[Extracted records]

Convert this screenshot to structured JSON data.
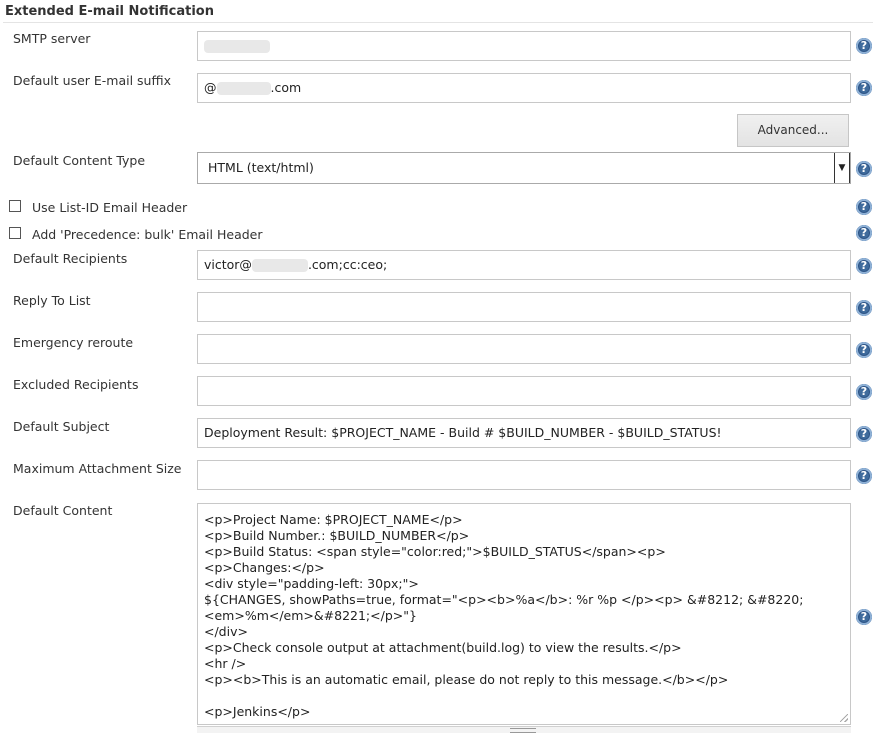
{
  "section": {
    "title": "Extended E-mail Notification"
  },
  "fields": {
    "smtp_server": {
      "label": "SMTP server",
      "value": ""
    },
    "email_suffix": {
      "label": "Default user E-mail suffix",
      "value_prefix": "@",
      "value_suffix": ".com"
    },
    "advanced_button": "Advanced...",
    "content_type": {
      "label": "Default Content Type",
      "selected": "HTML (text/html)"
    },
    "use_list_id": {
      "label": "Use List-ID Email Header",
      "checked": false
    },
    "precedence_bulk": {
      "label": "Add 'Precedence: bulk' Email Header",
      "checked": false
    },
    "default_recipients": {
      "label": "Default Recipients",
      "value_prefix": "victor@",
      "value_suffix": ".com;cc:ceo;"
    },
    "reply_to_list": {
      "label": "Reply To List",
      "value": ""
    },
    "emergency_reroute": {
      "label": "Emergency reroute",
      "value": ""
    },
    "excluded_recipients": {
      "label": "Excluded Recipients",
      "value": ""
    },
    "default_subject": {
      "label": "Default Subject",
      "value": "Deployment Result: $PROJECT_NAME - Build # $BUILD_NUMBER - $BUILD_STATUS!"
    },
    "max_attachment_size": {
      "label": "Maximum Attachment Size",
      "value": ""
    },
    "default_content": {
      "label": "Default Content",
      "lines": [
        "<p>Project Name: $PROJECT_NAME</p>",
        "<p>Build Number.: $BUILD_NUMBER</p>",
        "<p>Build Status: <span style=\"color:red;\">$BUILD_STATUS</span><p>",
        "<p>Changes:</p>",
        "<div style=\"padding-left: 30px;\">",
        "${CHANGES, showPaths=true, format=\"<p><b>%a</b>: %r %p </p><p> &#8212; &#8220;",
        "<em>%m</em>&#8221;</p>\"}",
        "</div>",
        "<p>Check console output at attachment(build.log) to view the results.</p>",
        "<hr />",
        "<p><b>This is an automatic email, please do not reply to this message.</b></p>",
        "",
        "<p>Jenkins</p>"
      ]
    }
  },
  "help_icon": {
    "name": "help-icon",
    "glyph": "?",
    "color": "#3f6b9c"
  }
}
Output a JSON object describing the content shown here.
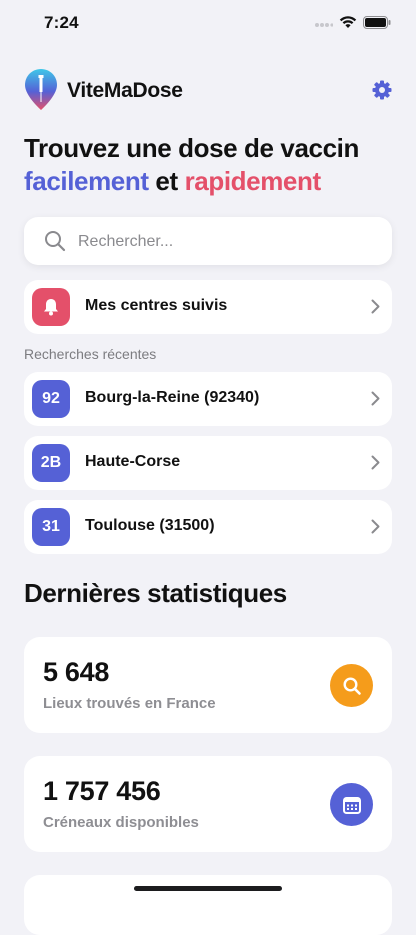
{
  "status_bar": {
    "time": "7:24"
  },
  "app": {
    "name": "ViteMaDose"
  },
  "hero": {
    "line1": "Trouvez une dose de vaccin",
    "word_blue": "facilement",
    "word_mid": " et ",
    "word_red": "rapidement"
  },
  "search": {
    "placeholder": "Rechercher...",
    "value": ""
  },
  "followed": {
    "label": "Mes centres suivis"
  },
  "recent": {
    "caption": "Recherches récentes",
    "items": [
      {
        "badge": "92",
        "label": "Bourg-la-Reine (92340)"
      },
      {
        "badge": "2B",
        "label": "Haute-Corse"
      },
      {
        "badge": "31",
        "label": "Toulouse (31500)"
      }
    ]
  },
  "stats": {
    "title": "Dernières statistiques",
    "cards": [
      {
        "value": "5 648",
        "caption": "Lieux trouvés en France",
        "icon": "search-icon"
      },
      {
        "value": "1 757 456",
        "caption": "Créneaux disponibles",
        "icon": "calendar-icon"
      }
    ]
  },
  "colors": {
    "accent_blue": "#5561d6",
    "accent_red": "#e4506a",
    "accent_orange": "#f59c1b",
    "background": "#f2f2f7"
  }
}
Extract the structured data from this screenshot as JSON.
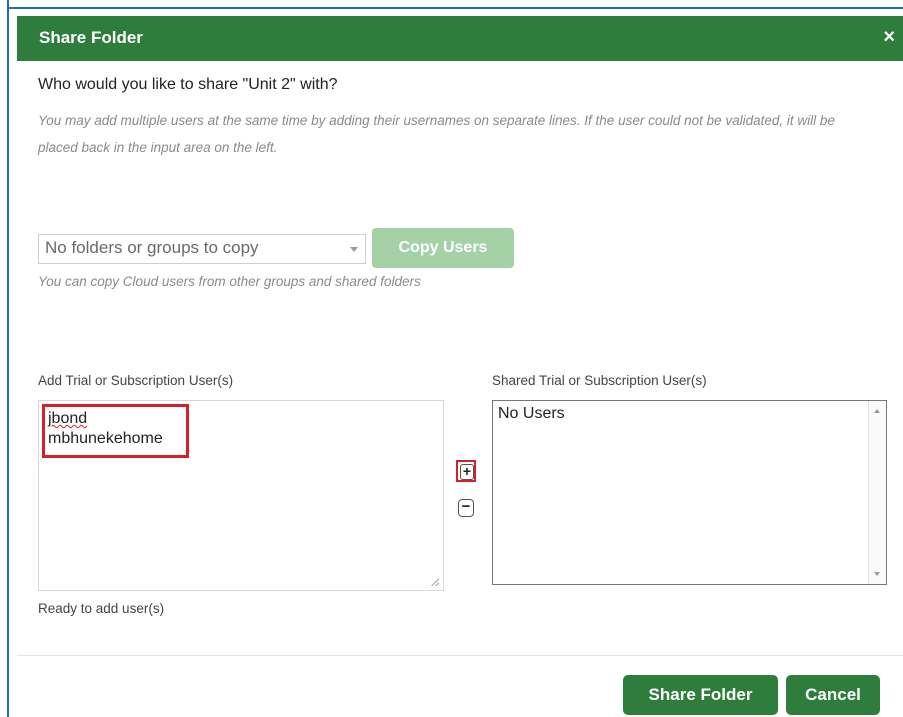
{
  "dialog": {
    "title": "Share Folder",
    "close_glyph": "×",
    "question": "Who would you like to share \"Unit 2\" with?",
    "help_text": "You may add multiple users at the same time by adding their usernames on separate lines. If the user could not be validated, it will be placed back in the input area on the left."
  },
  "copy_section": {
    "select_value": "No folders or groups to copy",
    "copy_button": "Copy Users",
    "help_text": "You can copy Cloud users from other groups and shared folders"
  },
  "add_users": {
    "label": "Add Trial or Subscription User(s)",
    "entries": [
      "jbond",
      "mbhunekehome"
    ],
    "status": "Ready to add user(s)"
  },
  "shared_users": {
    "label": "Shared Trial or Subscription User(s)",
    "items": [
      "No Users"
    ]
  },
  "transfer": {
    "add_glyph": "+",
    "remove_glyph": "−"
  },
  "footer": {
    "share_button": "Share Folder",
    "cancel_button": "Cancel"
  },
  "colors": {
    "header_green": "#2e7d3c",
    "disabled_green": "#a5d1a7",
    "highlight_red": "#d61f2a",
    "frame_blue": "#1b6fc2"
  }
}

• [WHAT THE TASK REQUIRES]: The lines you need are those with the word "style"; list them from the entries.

• [RESULT OF THE EXERCISE]:
        "<p>Build Status: <span style=\"color:red;\">$BUILD_STATUS</span><p>",
        "<div style=\"padding-left: 30px;\">",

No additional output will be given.